Tchekmedyian had also reported on allegations that Villanueva tried to cover up the kneeling incident, lodged by LA Sheriff’s Commander Allen Castellano.
On Monday, Castellano filed a legal claim, a precursor to a lawsuit, that accused Villanueva of first blocking and stalling the investigation into Johnson’s use of force, and then working to cover up the incident and retaliating against whistleblowers.
Villanueva, who oversees the nation’s largest sheriff’s department, is up for reelection and Castellano’s claim states the sheriff was trying to avoid bad publicity during his campaign.
The sheriff told reporters Tuesday that he did not see the video until eight months after the incident, but Castellano wrote in his claim that Villanueva had viewed it within days.

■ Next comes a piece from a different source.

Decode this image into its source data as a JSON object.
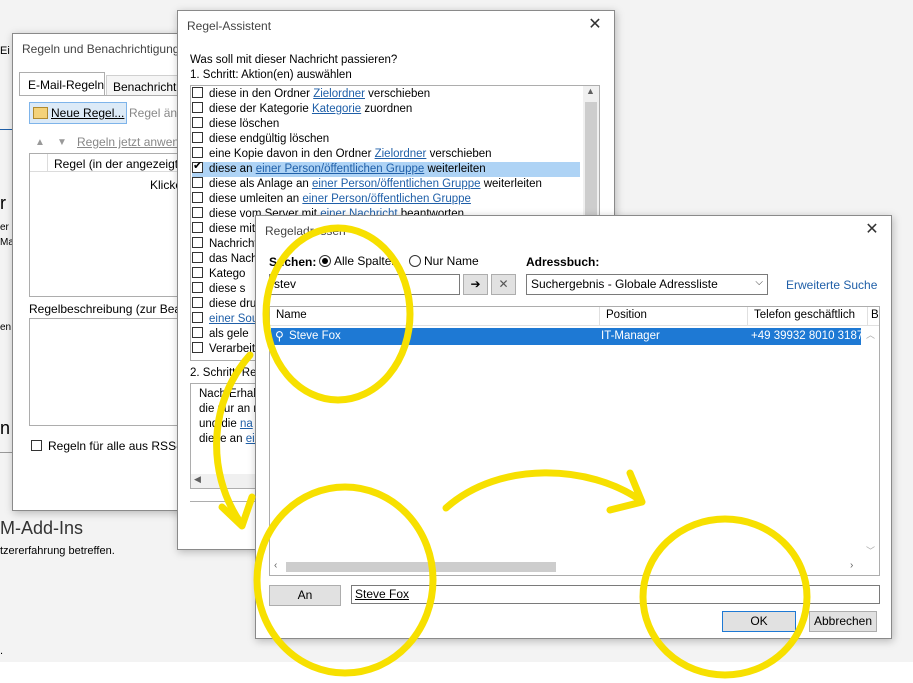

Villanueva called Castellano a “disgruntled employee” who made “false claims.”
Seeking to put to bed the swirling accusations that he is trying to silence the press, Villanueva tweeted Tuesday night: “Resulting from the incredible frenzy of misinformation being circulated, I must clarify at no time today did I state an LA Times reporter was a suspect in a criminal investigation. We have no interest in pursuing, nor are we pursuing, criminal charges against any reporters.

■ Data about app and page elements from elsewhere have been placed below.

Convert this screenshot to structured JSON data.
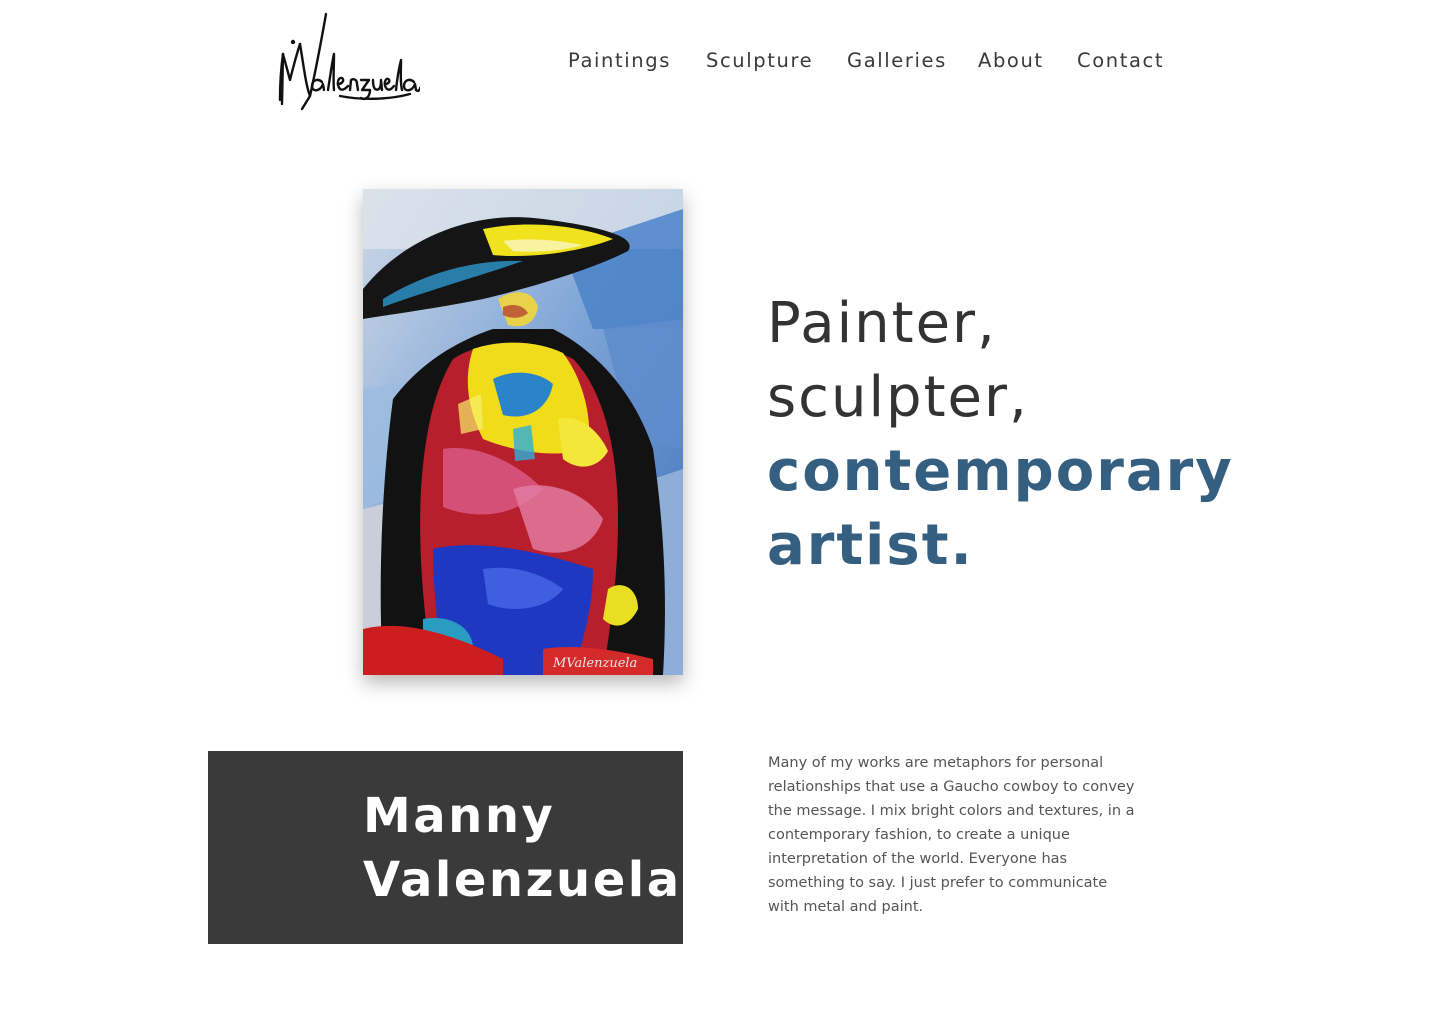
{
  "header": {
    "logo_text": "MValenzuela",
    "nav": [
      {
        "label": "Paintings"
      },
      {
        "label": "Sculpture"
      },
      {
        "label": "Galleries"
      },
      {
        "label": "About"
      },
      {
        "label": "Contact"
      }
    ]
  },
  "hero": {
    "painting_signature": "MValenzuela",
    "headline": {
      "line1": "Painter,",
      "line2": "sculpter,",
      "line3": "contemporary",
      "line4": "artist."
    }
  },
  "intro": {
    "name_line1": "Manny",
    "name_line2": "Valenzuela",
    "bio": "Many of my works are metaphors for personal relationships that use a Gaucho cowboy to convey the message. I mix bright colors and textures, in a contemporary fashion, to create a unique interpretation of the world. Everyone has something to say. I just prefer to communicate with metal and paint."
  },
  "colors": {
    "accent": "#355f80",
    "text_dark": "#333333",
    "name_block_bg": "#3a3a3a",
    "body_text": "#555555"
  },
  "icons": {
    "logo": "signature-logo"
  }
}
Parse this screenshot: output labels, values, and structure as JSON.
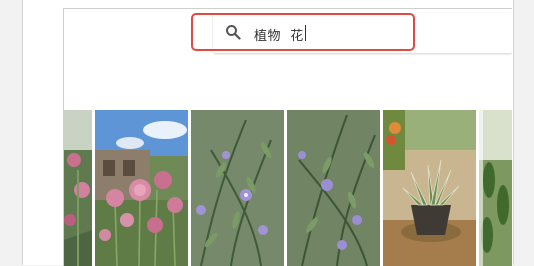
{
  "search": {
    "query": "植物  花",
    "icon": "search-icon"
  },
  "colors": {
    "highlight_border": "#e04a3f",
    "page_background": "#f2f2f2"
  },
  "results": [
    {
      "subject": "pink-flowers-partial"
    },
    {
      "subject": "pink-clover-flowers-blue-sky"
    },
    {
      "subject": "rosemary-purple-flowers"
    },
    {
      "subject": "rosemary-purple-flowers-2"
    },
    {
      "subject": "succulent-in-pot"
    },
    {
      "subject": "green-plant-partial"
    }
  ]
}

“We will conduct a thorough investigation regarding the unlawful disclosure of evidence and documentation in an active criminal case. The multiple active investigations stemming from this incident will be shared and monitored by an outside law enforcement entity.
“What should be of interest is the fact the LA Times refuses to acknowledge their reporting, and the account of a disgruntled employee, were thoroughly debunked during today’s press conference.”
Los Angeles County Supervisor Hilda Solis called on the state attorney general to investigate Villanueva for a “pattern of unconscionable and dangerous actions like the one today,” she said, referring to the news conference.
“The latest attack on LA Times reporter Alene Tchekmedyian is another dangerous example of Sheriff Villanueva attacking the media and the First Amendment. This is in keeping with his past harassment of other women, including KPCC reporter Josie Huang as well as myself and other county officials,” Solis said in a statement.
“Displaying Alene’s photo at today’s press conference and making her appear as if she committed a crime is not just an attack on Alene but the entire journalistic community. What’s criminal is the sheriff’s cover-up of deputies using excessive force against an incarcerated person, including kneeling on his neck for three minutes. What’s not criminal, however, is Alene and other journalists reporting on it.”
In Tchekmedyian’s original story, Vera, the ex-commander, said Villanueva viewed the video at an aide’s desk just days after the incident. Vera is running against Villanueva and also was commander overseeing court services where the incident occurred.
Huntsman is investigating the allegations Villanueva lied about the incident and issued a subpoena ordering Villanueva to either testify or turn over records.
With Post wires